Seven selected artists presented new work throughout The Substation’s expansive Melbourne gallery spaces in June-July 2014. The exhibition has since then been restaged in Warrnambool and Castlemaine, and will complete its tour of regional Victoria at the Cowwarr Art Space, a converted butter factory and renowned gallery in Gippsland.
This is the third year that the Cowwarr Art Space has hosted a Future Now exhibition. During the exhibition we will be offering an education program that presents a significant opportunity for our local students to explore, question and experience current contemporary art practise from recent VCA Honours graduates.
This particular tour enables the artists to continue developing their work and reshape the exhibition in response to each venue.
Each of the selected artists demonstrate an engagement with current themes in contemporary art. Using strategies as varied as humour, movement, narrative, and spatial intervention, these artists are each finding ways to approach the world through their own, sometimes fictionalised, interpretations of experience, space and systems.
Daniel Belfield’s recent work in video and installation manipulates logic to create alternative systems of time. Poetic and laced with humour, his works draw attention to our attempts to rationalise and index time while highlighting the inherent absurdities and inaccuracies of this process.
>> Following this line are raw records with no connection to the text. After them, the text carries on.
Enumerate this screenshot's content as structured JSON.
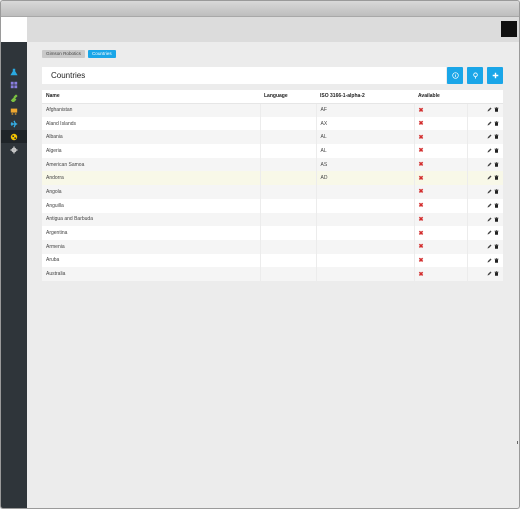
{
  "breadcrumb": [
    "Gimson Robotics",
    "Countries"
  ],
  "page": {
    "title": "Countries"
  },
  "actions": [
    "info-icon",
    "pin-icon",
    "add-icon"
  ],
  "sidebar": {
    "items": [
      {
        "icon": "flask-icon",
        "color": "#2aa9e0"
      },
      {
        "icon": "grid-icon",
        "color": "#8a7fe0"
      },
      {
        "icon": "plug-icon",
        "color": "#7cc142"
      },
      {
        "icon": "cart-icon",
        "color": "#f0a830"
      },
      {
        "icon": "plane-icon",
        "color": "#35b6f0"
      },
      {
        "icon": "globe-icon",
        "color": "#f2c200",
        "active": true
      },
      {
        "icon": "gear-icon",
        "color": "#c9c9c9"
      }
    ]
  },
  "table": {
    "columns": [
      "Name",
      "Language",
      "ISO 3166-1-alpha-2",
      "Available",
      ""
    ],
    "rows": [
      {
        "name": "Afghanistan",
        "language": "",
        "iso": "AF",
        "available": "✖"
      },
      {
        "name": "Aland Islands",
        "language": "",
        "iso": "AX",
        "available": "✖"
      },
      {
        "name": "Albania",
        "language": "",
        "iso": "AL",
        "available": "✖"
      },
      {
        "name": "Algeria",
        "language": "",
        "iso": "AL",
        "available": "✖"
      },
      {
        "name": "American Samoa",
        "language": "",
        "iso": "AS",
        "available": "✖"
      },
      {
        "name": "Andorra",
        "language": "",
        "iso": "AD",
        "available": "✖"
      },
      {
        "name": "Angola",
        "language": "",
        "iso": "",
        "available": "✖"
      },
      {
        "name": "Anguilla",
        "language": "",
        "iso": "",
        "available": "✖"
      },
      {
        "name": "Antigua and Barbuda",
        "language": "",
        "iso": "",
        "available": "✖"
      },
      {
        "name": "Argentina",
        "language": "",
        "iso": "",
        "available": "✖"
      },
      {
        "name": "Armenia",
        "language": "",
        "iso": "",
        "available": "✖"
      },
      {
        "name": "Aruba",
        "language": "",
        "iso": "",
        "available": "✖"
      },
      {
        "name": "Australia",
        "language": "",
        "iso": "",
        "available": "✖"
      }
    ]
  }
}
Working site-responsively, Sarah Duyshart navigates architectural boundaries with her kinetic ‘spatial drawings’ of string and pulley systems. Developed from sketches and sound field recordings, Duyshart’s installations describe and refer to hidden and inaccessible spaces.
Christina Hayes’s paintings reflect her work as a theatre designer and her ongoing collaborative practice with The Sisters Hayes. Family drama and shared histories relating to place and identity weave their way into Hayes’s large-scale paintings that involve storytelling, play-acting and dress-ups.
Recently seen in ACCA’s NEW14, Kenny Pittock’s work engages with contemporary Australian life and culture through humour and sentimentality. His observational practice includes drawing, sculpture, installation and video, and focuses on common sites of everyday experience.
Dan Peter Petersen works with text, kinetic sculpture and appropriated imagery. His installations group semiotic references that form a personal interpretation of information – idealised versions of familiar things that attempt to dissolve the anxiety of problematic concepts.
Alex Purchase constructs architectural spaces that create convincing portals into alternate realities within the gallery space. With reference to theatre, cinema and virtual reality, her work explores the psychological effects of our built environments and the construction of atmosphere, acknowledging the interplay between fantasy and reality.
Isabelle Sully’s practice relies on the notion of transformations and often explores the translation between visual and verbal language. Her work in Future Now emerges from the memory of a lost artwork that is remade and reconfigured to fit the different sites of the exhibition tour.